Monday, July 24, 2006

Black Henry, or Enrique de Malacca (Glossary)

Black Henry, aka Henry the Black, Enrique de Malacca and Henry of Malacca is often said to be the first person to truly circumnavigate the globe in known history.

Taken as a slave by Magellan during his stay in the East Indies, Enrique was described as a "mulatto" and is said variously to have come from Malacca, "Taprobana," or "Zamatra."

There is though, as mentioned previously in this blog, a good argument for giving Enrique at least a partial Bisayan ancestry from the central Philippines.

The Italian and Yale manuscripts of Pigafetta's journal during Magellan's voyage, give lists of not only Malay but also Bisayan words. These lists are attributed to Enrique, who also displayed in-depth knowledge of local customs and traditions upon landing in the Bisayan islands.

Also, it is rather curious that Magellan, who had pre-planned his course to what is now known as the Philippines, would just coincidently happened to have a servant onboard who spoke the local dialect!

Political situation before Magellan's circumnavigation

In the decades leading up to Magellan's voyage, the "New World" had been divided by the papal Line of Demarcation which set up a race for the control of the East Indies between Portugal and Spain, the two great exploring nations of the time.

One of Spain's stragegies starting with Columbus was to approach the East Indies from the East by sailing West from Europe.

In the East Indies, on the other hand, the Lusung kingdom was apparently quickly developing ties with the Portuguese through their merchants, pilots, sailors and other agents in Malacca, Brunei and elsewhere in Southeast Asia. These links are attested up until the mid-16th century.

Further south from Lusung, in the central Philippines the Cebuano kingdoms were on the ascent since when Magellan arrives in the area we hear that the Sugbu (Cebu) king had trade relations as far as Siam in the West.

About a decade earlier, Magellan had obtained Enrique when the latter was 12 to 18 years old and the latter was quickly baptized in the Christian faith.
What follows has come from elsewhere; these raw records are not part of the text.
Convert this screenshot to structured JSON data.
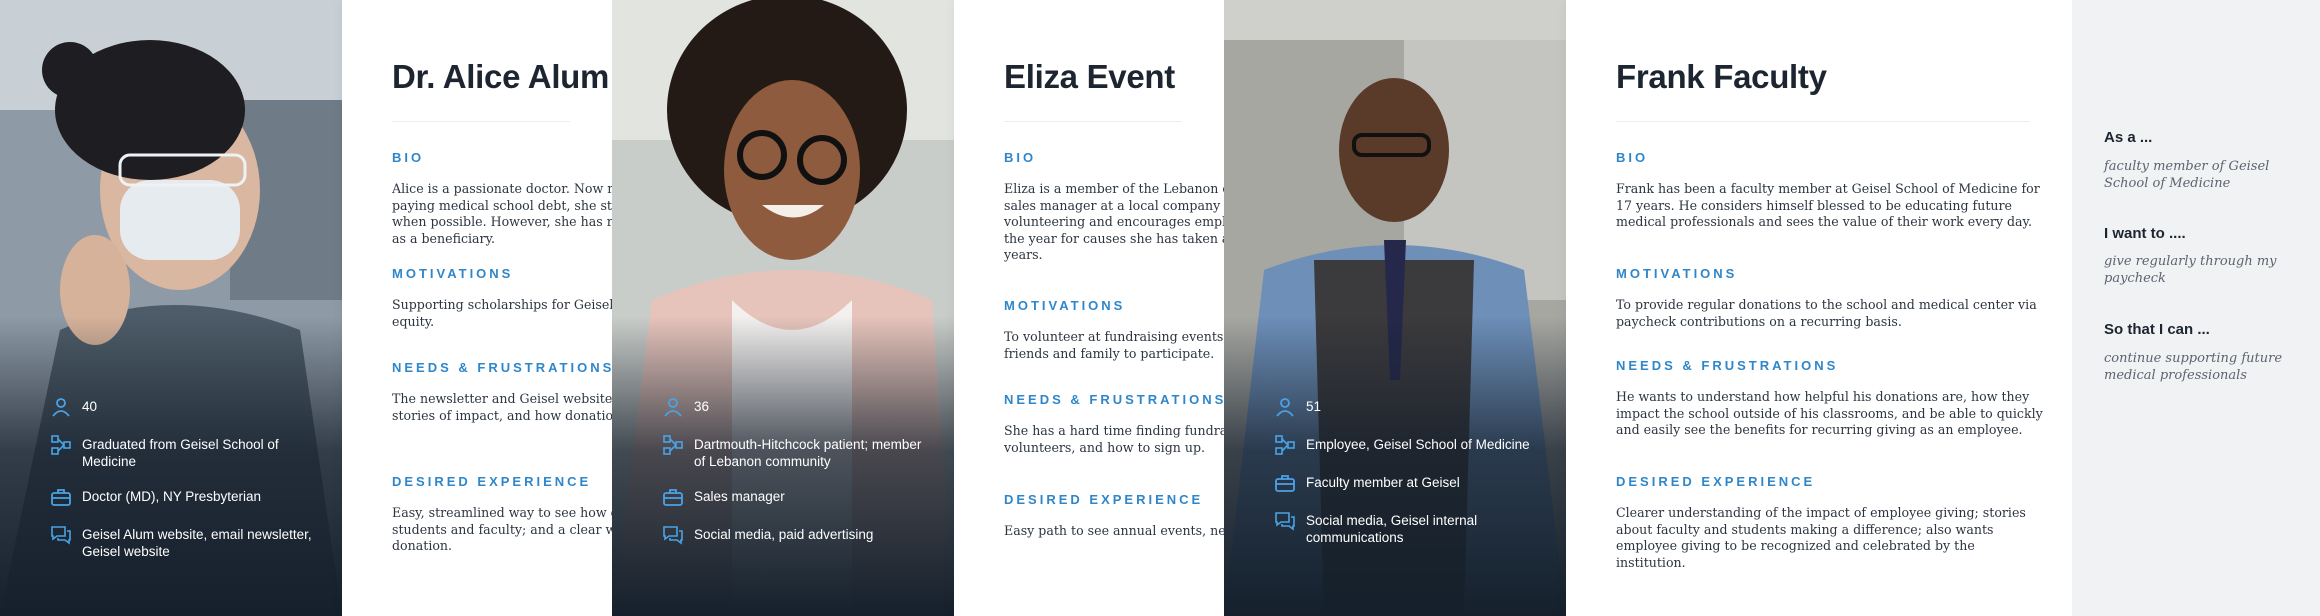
{
  "personas": [
    {
      "name": "Dr. Alice Alum",
      "bio": "Alice is a passionate doctor. Now married, she grew up while paying medical school debt, she still makes small annual gifts when possible. However, she has recently explored naming Geisel as a beneficiary.",
      "motivations": "Supporting scholarships for Geisel students and improving health equity.",
      "needs": "The newsletter and Geisel website are useful, but she wants more stories of impact, and how donations are used.",
      "experience": "Easy, streamlined way to see how gifts help; updates from Geisel students and faculty; and a clear way to set up a recurring donation.",
      "facts": [
        {
          "icon": "person-icon",
          "text": "40"
        },
        {
          "icon": "network-icon",
          "text": "Graduated from Geisel School of Medicine"
        },
        {
          "icon": "briefcase-icon",
          "text": "Doctor (MD), NY Presbyterian"
        },
        {
          "icon": "chat-icon",
          "text": "Geisel Alum website, email newsletter, Geisel website"
        }
      ]
    },
    {
      "name": "Eliza Event",
      "bio": "Eliza is a member of the Lebanon community. She's a successful sales manager at a local company and has family here. She loves volunteering and encourages employees to take time off during the year for causes she has taken advantage of for the last four years.",
      "motivations": "To volunteer at fundraising events at Geisel and to encourage friends and family to participate.",
      "needs": "She has a hard time finding fundraising events that need volunteers, and how to sign up.",
      "experience": "Easy path to see annual events, needs, and volunteer.",
      "facts": [
        {
          "icon": "person-icon",
          "text": "36"
        },
        {
          "icon": "network-icon",
          "text": "Dartmouth-Hitchcock patient; member of Lebanon community"
        },
        {
          "icon": "briefcase-icon",
          "text": "Sales manager"
        },
        {
          "icon": "chat-icon",
          "text": "Social media, paid advertising"
        }
      ]
    },
    {
      "name": "Frank Faculty",
      "bio": "Frank has been a faculty member at Geisel School of Medicine for 17 years. He considers himself blessed to be educating future medical professionals and sees the value of their work every day.",
      "motivations": "To provide regular donations to the school and medical center via paycheck contributions on a recurring basis.",
      "needs": "He wants to understand how helpful his donations are, how they impact the school outside of his classrooms, and be able to quickly and easily see the benefits for recurring giving as an employee.",
      "experience": "Clearer understanding of the impact of employee giving; stories about faculty and students making a difference; also wants employee giving to be recognized and celebrated by the institution.",
      "facts": [
        {
          "icon": "person-icon",
          "text": "51"
        },
        {
          "icon": "network-icon",
          "text": "Employee, Geisel School of Medicine"
        },
        {
          "icon": "briefcase-icon",
          "text": "Faculty member at Geisel"
        },
        {
          "icon": "chat-icon",
          "text": "Social media, Geisel internal communications"
        }
      ]
    }
  ],
  "labels": {
    "bio": "BIO",
    "motivations": "MOTIVATIONS",
    "needs": "NEEDS & FRUSTRATIONS",
    "experience": "DESIRED EXPERIENCE"
  },
  "story": {
    "as_a_label": "As a ...",
    "as_a": "faculty member of Geisel School of Medicine",
    "i_want_label": "I want to ....",
    "i_want": "give regularly through my paycheck",
    "so_that_label": "So that I can ...",
    "so_that": "continue supporting future medical professionals"
  },
  "colors": {
    "accent": "#2f86c9",
    "dark": "#15202c"
  }
}
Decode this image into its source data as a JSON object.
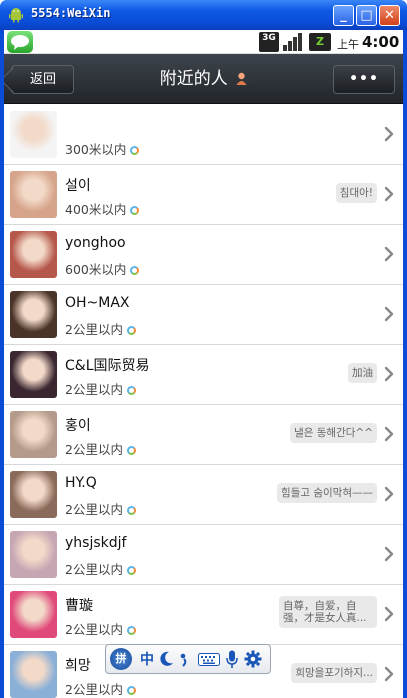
{
  "window": {
    "title": "5554:WeiXin",
    "buttons": {
      "minimize": "_",
      "maximize": "□",
      "close": "✕"
    }
  },
  "status_bar": {
    "network": "3G",
    "battery_label": "Z",
    "ampm": "上午",
    "time": "4:00"
  },
  "header": {
    "back_label": "返回",
    "title": "附近的人",
    "more_label": "•••"
  },
  "people": [
    {
      "name": "",
      "distance": "300米以内",
      "signature": "",
      "avatar_color": "#f4f4f4"
    },
    {
      "name": "설이",
      "distance": "400米以内",
      "signature": "침대아!",
      "avatar_color": "#d6a48a"
    },
    {
      "name": "yonghoo",
      "distance": "600米以内",
      "signature": "",
      "avatar_color": "#b5574a"
    },
    {
      "name": "OH~MAX",
      "distance": "2公里以内",
      "signature": "",
      "avatar_color": "#4a3428"
    },
    {
      "name": "C&L国际贸易",
      "distance": "2公里以内",
      "signature": "加油",
      "avatar_color": "#3a2630"
    },
    {
      "name": "홍이",
      "distance": "2公里以内",
      "signature": "낼은 동해간다^^",
      "avatar_color": "#b39a8a"
    },
    {
      "name": "HY.Q",
      "distance": "2公里以内",
      "signature": "힘들고 숨이막혀——",
      "avatar_color": "#8a6a5a"
    },
    {
      "name": "yhsjskdjf",
      "distance": "2公里以内",
      "signature": "",
      "avatar_color": "#c7a6b4"
    },
    {
      "name": "曹璇",
      "distance": "2公里以内",
      "signature": "自尊，自爱，自强，才是女人真...",
      "avatar_color": "#e04a7a"
    },
    {
      "name": "희망",
      "distance": "2公里以内",
      "signature": "희망을포기하지...",
      "avatar_color": "#8ab0d8"
    }
  ],
  "ime_toolbar": {
    "logo": "拼",
    "mode": "中",
    "items": [
      "moon-icon",
      "punctuation-icon",
      "keyboard-icon",
      "mic-icon",
      "settings-icon"
    ]
  },
  "colors": {
    "title_bar": "#0a4ad4",
    "header_bg": "#2c3137",
    "list_bg": "#ffffff",
    "chevron": "#888888"
  }
}
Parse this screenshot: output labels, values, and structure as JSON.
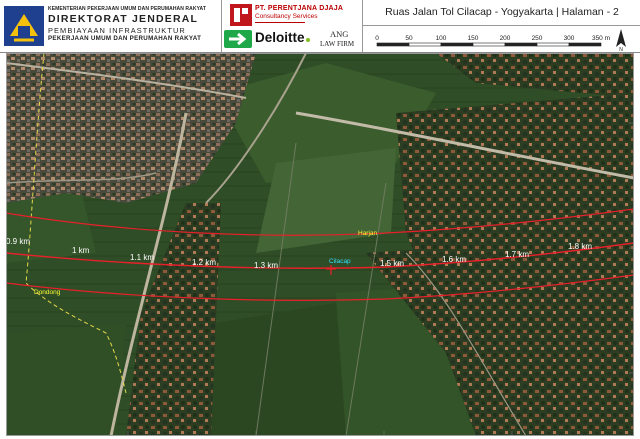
{
  "header": {
    "ministry_line1": "KEMENTERIAN PEKERJAAN UMUM DAN PERUMAHAN RAKYAT",
    "ministry_line2": "DIREKTORAT JENDERAL",
    "ministry_line3": "PEMBIAYAAN INFRASTRUKTUR",
    "ministry_line4": "PEKERJAAN UMUM DAN PERUMAHAN RAKYAT",
    "partner1_name": "PT. PERENTJANA DJAJA",
    "partner1_sub": "Consultancy Services",
    "partner2_name": "Deloitte",
    "partner3_name": "ANG",
    "partner3_sub": "LAW FIRM",
    "map_title": "Ruas Jalan Tol Cilacap - Yogyakarta | Halaman - 2"
  },
  "scale": {
    "ticks": [
      "0",
      "50",
      "100",
      "150",
      "200",
      "250",
      "300",
      "350 m"
    ],
    "north_symbol": "N"
  },
  "map": {
    "km_labels": [
      "0.9 km",
      "1 km",
      "1.1 km",
      "1.2 km",
      "1.3 km",
      "1.5 km",
      "1.6 km",
      "1.7 km",
      "1.8 km"
    ],
    "places": [
      {
        "name": "Harjan",
        "color": "#ffff33"
      },
      {
        "name": "Cilacap",
        "color": "#33e0ff"
      },
      {
        "name": "Dondong",
        "color": "#ffff33"
      }
    ],
    "route_color": "#e8202a",
    "boundary_color": "#e6d84a"
  }
}
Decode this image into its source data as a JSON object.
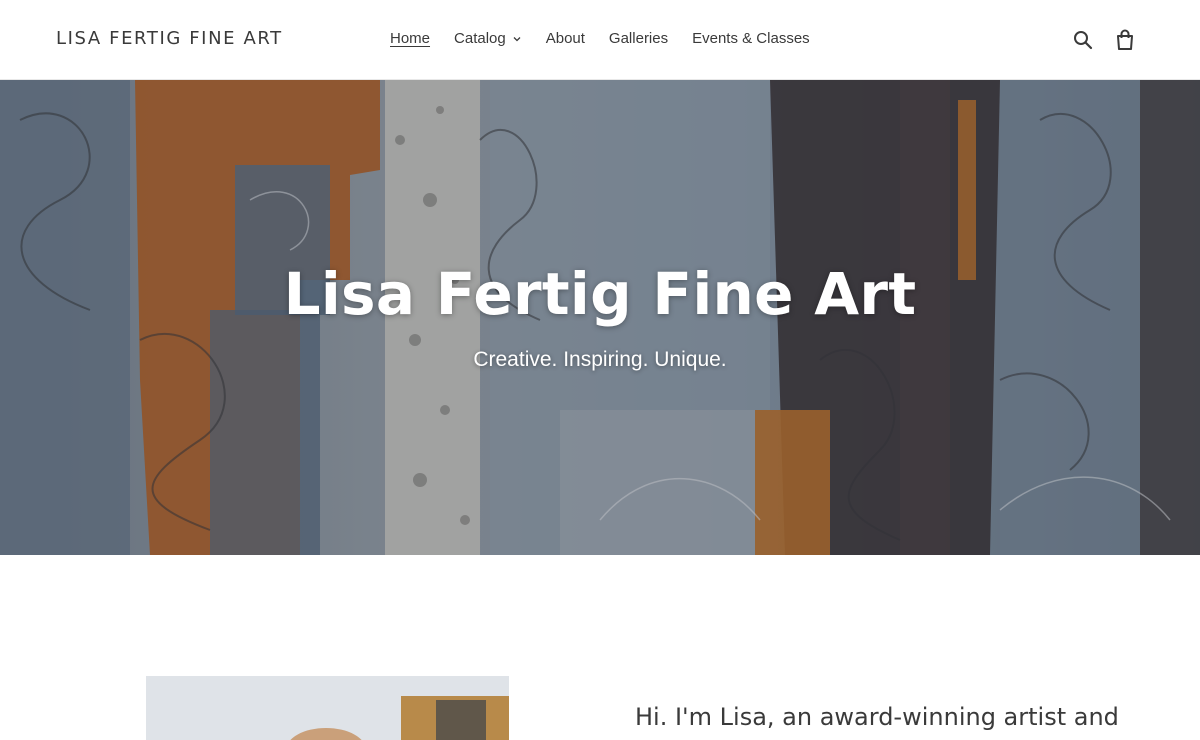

Magellan may have taken his servant on his mysterious voyage further east of Malacca possibly together with his friend Francisco SerrĂ£o.

Did Enrique provide Magellan during this trip with information on the Cebuano kingdoms setting up the future voyage to what is now known as the Philippines from the East?

We know that Spain used its relations in the Bisayas to build alliances and to Christianize the inhabitants setting up the future invasion of Luzon.

Giovanni Battista Gesio of Naples, the astrologer and advisor of King Philip II of Spain told the king that Luzon was 'the key to the entire east', and should be regarded as highly as Flanders or Italy.'

He may have been simply echoing Magellan's much-earlier beliefs. But by Gesio's time, Lusung's relations with the Portuguese had apparently soured, and the kingdom itself had serious internal divisions. It was ripe for the taking.

When Magellan renounced allegiance to Portugal after King Manuel's refusal to promote him and reassign him to the East Indies, it is not clear whether Magellan had ever brought to the king a circumnavigation proposal.

However Magellan, bringing with him Enrique and others, did present such a plan to Charles I of Spain. By this time, Enrique could speak Portuguese and Spanish, in addition to Malay and Bisayan. Later he may have also learned Italian.

After four expeditions to the Philippines following Magellan's discovery, Philip II ordered Miguel Lopez de Legazpi to occupy the islands for Spain. This Legazpi did with the aid of Cebuano Rajah Sikatuna of Bohol who helped the Spaniard force King Tupas of Cebu to submit to Spain.

Legazpi then obtained the Cebuano units that formed the backbone of his invasion force for Luzon. Here he also managed to exploit internal divisions with Lusung and enlisted the rajahs Soliman, Matanda and more reluctantly Lakandula, to help reduce the 'Moro' resistance in Pampanga and Bulacan.

Looking at this entire scenario it seems likely that Enrique's ability to act as interpreter and informant on Magellan's landing in the central Philippines was not an accident.

Ironically, Enrique rebelled against his master at Cebu and apparently stayed on with the king of that island after Magellan's death.

Paul Kekai Manansala


Goodman, David C. Power and Penury: Government, Technology and Science in Philip II's Spain, Cambridge University Press, 2002, p. 63.

Lach, Donald F. Asia in the Making of Europe: The Century of Discovery. Book 2, University of Chicago Press, 1994.


Vicente Calibo de Jesus said...

The author should read the comprehensive discussion on Enrique of Malacca at Wikipedia,

Just about all the aspects of this issue are discussed there.